When our oldest son Alex was selecting a college we went to Halifax Nova Scotia and during the visit to the Dalhousie campus we took a little diversion to Fairlawn Cemetery. Seeing the rows and rows of graves from the Titanic wreck was an experience where no one talked.
Reading inscriptions, considering the event and what if you were on the boat or had losted loved ones that were on board the luxury liner’s maiden voyage all roll around inside your head. The tour of the graves from the Titanic wreck was eerie. It hit me the same way touring the Arizona Pearl Harbor memorial with my wife and kids in Hawaii. No discussion, no chatter, no talking as it strikes you deeply inside.
Cause for pause to consider the great cruise ship Titanic tragedy that ripped it open like a can opener after grazing, scraping, striking an iceberg.
Then quickly dispatched, sent, sunk to the bottom of the cold salty sea watery grave about 700 miles off Halifax. It makes you think of the chain of events, what it was like to hear the news back in 1912. Being in Maine, living this close to Canada, being related to many in the neighboring province makes the event a little more personal.
The images from the Titanic graves make you realize the great human loss, to consider how it must have affected a family just like news of a war casualty would. When the war department representative knocked on your front door.

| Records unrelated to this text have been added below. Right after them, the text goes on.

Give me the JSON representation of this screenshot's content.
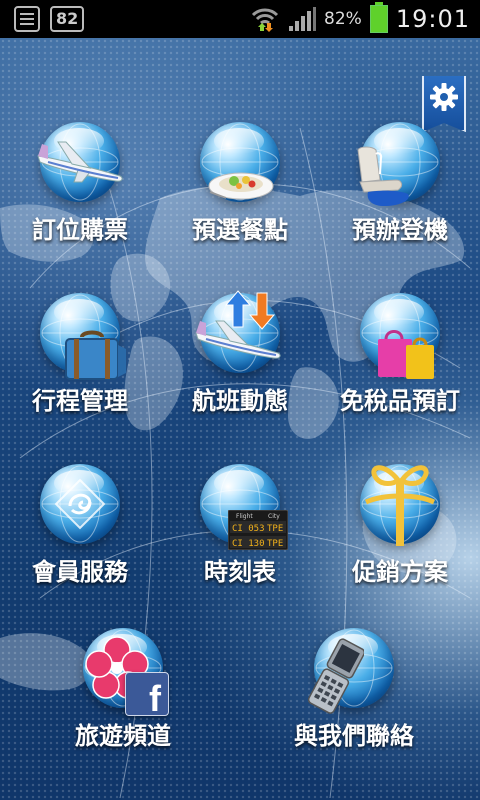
{
  "status_bar": {
    "notification_badge": "82",
    "battery_percent": "82%",
    "time": "19:01",
    "icons": [
      "notes-icon",
      "wifi-icon",
      "signal-icon",
      "battery-icon"
    ]
  },
  "settings": {
    "icon": "gear-icon"
  },
  "menu": {
    "booking": {
      "label": "訂位購票",
      "icon": "airplane-icon"
    },
    "meal": {
      "label": "預選餐點",
      "icon": "meal-plate-icon"
    },
    "checkin": {
      "label": "預辦登機",
      "icon": "airline-seat-icon"
    },
    "itinerary": {
      "label": "行程管理",
      "icon": "suitcase-icon"
    },
    "flight_status": {
      "label": "航班動態",
      "icon": "flight-status-icon"
    },
    "duty_free": {
      "label": "免稅品預訂",
      "icon": "shopping-bags-icon"
    },
    "member": {
      "label": "會員服務",
      "icon": "member-badge-icon"
    },
    "timetable": {
      "label": "時刻表",
      "icon": "departure-board-icon",
      "board_header": [
        "Flight",
        "City"
      ],
      "board_rows": [
        {
          "flight": "CI 053",
          "city": "TPE"
        },
        {
          "flight": "CI 130",
          "city": "TPE"
        }
      ]
    },
    "promotions": {
      "label": "促銷方案",
      "icon": "gift-icon"
    },
    "travel": {
      "label": "旅遊頻道",
      "icon": "plum-blossom-icon",
      "badge_icon": "facebook-icon",
      "badge_text": "f"
    },
    "contact": {
      "label": "與我們聯絡",
      "icon": "mobile-phone-icon"
    }
  },
  "colors": {
    "label_text": "#ffffff",
    "background_blue": "#123c70",
    "status_bar": "#000000",
    "battery_green": "#5fd12b",
    "orb_blue": "#4aaee8"
  }
}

Removed his military hat with respect, dignity and regrettably announced, delivered the news of the loss. As the Mom, Dad, sister or brother’s knees buckled, the wind got sucked out of them like a life sucker punch. We all do not know how grateful we should be, how lucky most of us truely are.

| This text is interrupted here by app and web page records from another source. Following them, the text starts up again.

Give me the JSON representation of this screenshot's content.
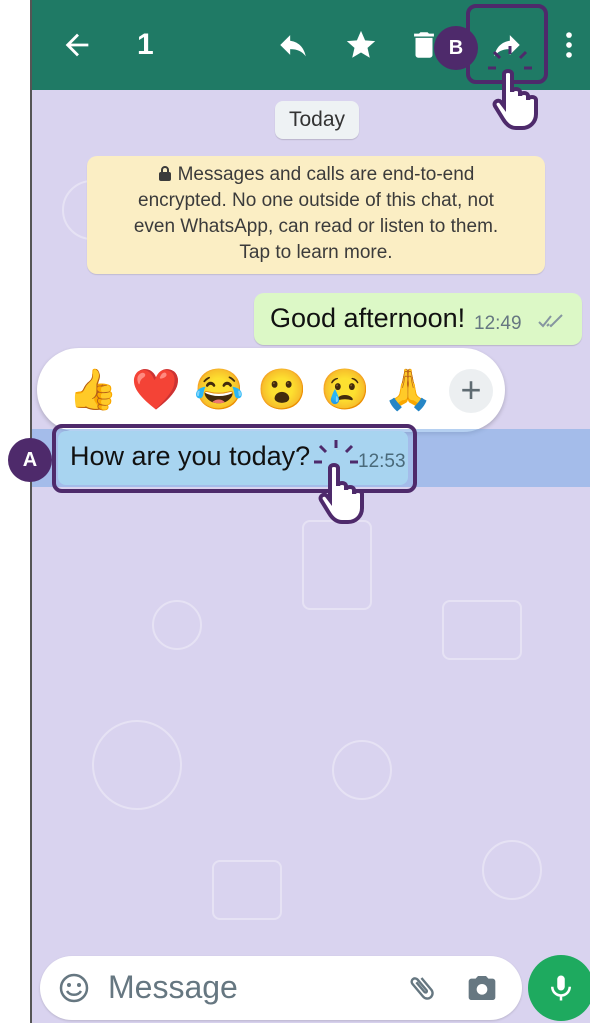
{
  "toolbar": {
    "back_icon": "arrow-left-icon",
    "selected_count": "1",
    "reply_icon": "reply-icon",
    "star_icon": "star-icon",
    "delete_icon": "trash-icon",
    "forward_icon": "forward-icon",
    "menu_icon": "more-vert-icon"
  },
  "chat": {
    "date_chip": "Today",
    "encryption_notice": {
      "lock_icon": "lock-icon",
      "lines": [
        "Messages and calls are end-to-end",
        "encrypted. No one outside of this chat, not",
        "even WhatsApp, can read or listen to them.",
        "Tap to learn more."
      ]
    },
    "outgoing": {
      "text": "Good afternoon!",
      "time": "12:49",
      "status_icon": "double-check-icon"
    },
    "reactions": {
      "emojis": [
        "👍",
        "❤️",
        "😂",
        "😮",
        "😢",
        "🙏"
      ],
      "add_label": "+"
    },
    "incoming_selected": {
      "text": "How are you today?",
      "time": "12:53"
    }
  },
  "annotations": {
    "a_label": "A",
    "b_label": "B"
  },
  "composer": {
    "placeholder": "Message",
    "emoji_icon": "emoji-icon",
    "attach_icon": "paperclip-icon",
    "camera_icon": "camera-icon",
    "mic_icon": "mic-icon"
  },
  "colors": {
    "header": "#1f7a65",
    "wallpaper": "#d9d3ef",
    "outgoing_bubble": "#dcf8c6",
    "selected_bubble": "#a8d4f0",
    "annotation": "#4e2a6b",
    "mic_button": "#1eaa5f"
  }
}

Been on a number of vacation sea cruises and looking forward to the next one if I can find a travel partner but have never plyed the water where icebergs were visible or the norm.
And during the muster drill by the lifeboats, after seeing those Titanic graves, over 300 of them, I think about the importance of enough lifeboats.
How the wreck caused tighter regulations for safety, to save lives if an accident happened. To limit loss of life during the peril as momentous in maritime history as the wreck of the Titanic. After a hockey game in Nackawic, I took the kids a little further south to Fredricton Canada to watch the intial showing of the Titanic movie.
The latest James Cameron Titanic movie, who by the way is a noted Canadian film director, reated one heck of a love story. A short term relationship but a once in a life time powerful connection any of us would cherish, respect. I know that deep, sacred feeling and am recovering from the loss of that kind of supernatural love.
The Titanic news is back in the press as the 100th anniversary of the wreck that fascinates and haunts many is etched in their memories. Bringing up a sea of emotions, feelings and powerful and at the same time unsettling thoughts, mixed reactions. How many times have you watched the Titanic movie?